Small-scale fisheries provide millions of people in Mozambique with vital protein and micronutrients. In the Bazaruto Archipelago, local communities fish in nearby seagrass beds on a daily basis using small boats, often without engines. Similar to other coastal areas worldwide, there are however, indications that the catches are decreasing and that the sizes of fish in catches are changing in the area. Researchers from the Department of Aquatic Resources at the Swedish University of Agricultural Sciences (SLU Aqua) have therefore initiated a project together with the Bazaruto Archipelago National Park (BANP) to study the seagrass fisheries in order to improve future management plans.
In mid-October researchers and Master students from The Department of Aquatic Resources (SLU Aqua), Stockholm University and the Federal University of Santa Maria, Brazil travelled to Maputo in Mozambique for joint workshops with local researchers and students.
”The two workshops at Universidade Eduardo Mondlane (UEM) and Universidade Pedagogica (UP) aimed to strengthen ongoing collaboration, exchange knowledge, and network with new partners, says Charlotte Berkström, Associate Professor at SLU Aqua.
After the workshops, the Swedish team travelled to the Bazaruto Archipelago together with a Mozambiquan team consisting of researchers and students from UEM and UP.
The Bachelor students from UP in Maputo had recently participated in a marine biology program organised by the NGO Natura.

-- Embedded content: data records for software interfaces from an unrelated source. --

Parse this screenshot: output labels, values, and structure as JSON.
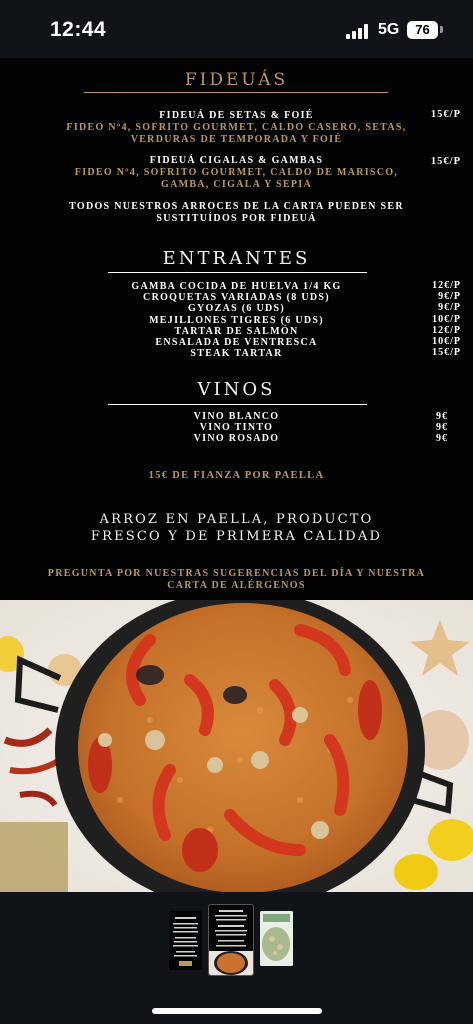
{
  "status_bar": {
    "time": "12:44",
    "network": "5G",
    "battery": "76"
  },
  "menu": {
    "fideuas": {
      "title": "FIDEUÁS",
      "items": [
        {
          "name": "FIDEUÁ DE SETAS & FOIÉ",
          "price": "15€/P",
          "desc_lines": [
            "FIDEO Nº4, SOFRITO GOURMET, CALDO CASERO, SETAS,",
            "VERDURAS DE TEMPORADA Y FOIÉ"
          ]
        },
        {
          "name": "FIDEUÁ CIGALAS & GAMBAS",
          "price": "15€/P",
          "desc_lines": [
            "FIDEO Nº4, SOFRITO GOURMET, CALDO DE MARISCO,",
            "GAMBA, CIGALA Y SEPIA"
          ]
        }
      ],
      "note_lines": [
        "TODOS NUESTROS ARROCES DE LA CARTA PUEDEN SER",
        "SUSTITUÍDOS POR FIDEUÁ"
      ]
    },
    "entrantes": {
      "title": "ENTRANTES",
      "items": [
        {
          "name": "GAMBA COCIDA DE HUELVA 1/4 KG",
          "price": "12€/P"
        },
        {
          "name": "CROQUETAS VARIADAS (8 UDS)",
          "price": "9€/P"
        },
        {
          "name": "GYOZAS (6 UDS)",
          "price": "9€/P"
        },
        {
          "name": "MEJILLONES TIGRES (6 UDS)",
          "price": "10€/P"
        },
        {
          "name": "TARTAR DE SALMÓN",
          "price": "12€/P"
        },
        {
          "name": "ENSALADA DE VENTRESCA",
          "price": "10€/P"
        },
        {
          "name": "STEAK TARTAR",
          "price": "15€/P"
        }
      ]
    },
    "vinos": {
      "title": "VINOS",
      "items": [
        {
          "name": "VINO BLANCO",
          "price": "9€"
        },
        {
          "name": "VINO TINTO",
          "price": "9€"
        },
        {
          "name": "VINO ROSADO",
          "price": "9€"
        }
      ]
    },
    "deposit": "15€ DE FIANZA POR PAELLA",
    "tagline_lines": [
      "ARROZ EN PAELLA, PRODUCTO",
      "FRESCO Y DE PRIMERA CALIDAD"
    ],
    "suggestion_lines": [
      "PREGUNTA POR NUESTRAS SUGERENCIAS DEL DÍA Y NUESTRA",
      "CARTA DE ALÉRGENOS"
    ]
  },
  "gallery": {
    "selected_index": 1,
    "count": 3
  },
  "colors": {
    "gold": "#b89a5c",
    "menu_bg": "#030303",
    "app_bg": "#101419"
  }
}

They had learnt to swim and dive and participated in on-line lectures on the wonders of Mozambique’s underwater world. To further advance their skills, these students joined the Swedish team in the field and practised various techniques for underwater data collection, including fish and habitat inventories snorkelling along transects and using gopro cameras when tides were too high for snorkelling.
The students with the help of interpreters also interviewed local fishers in order to understand where, with what gears, and how much that is fished in the seagrass beds of the Bazaruto Archipelago.
The researchers have now returned to their respective institutes, but the students are still collecting data until December.
”Workshops and fieldwork were a success and it feels great to contribute to capacity building of marine science in Mozambique”, Charlotte concludes.
The Mocambique project is part of SLU Aqua’s international development cooperation